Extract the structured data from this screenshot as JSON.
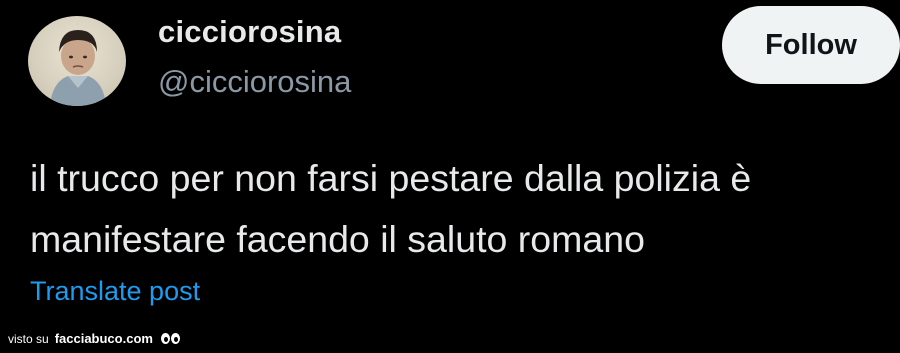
{
  "user": {
    "display_name": "cicciorosina",
    "handle": "@cicciorosina",
    "avatar_icon": "profile-photo-child"
  },
  "actions": {
    "follow_label": "Follow",
    "translate_label": "Translate post"
  },
  "post": {
    "text": "il trucco per non farsi pestare dalla polizia è manifestare facendo il saluto romano"
  },
  "watermark": {
    "prefix": "visto su",
    "site": "facciabuco.com"
  },
  "colors": {
    "background": "#000000",
    "text": "#e7e9ea",
    "secondary_text": "#8b98a5",
    "link": "#1d9bf0",
    "button_bg": "#eff3f4"
  }
}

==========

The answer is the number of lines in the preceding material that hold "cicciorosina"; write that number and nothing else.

Expected output:
2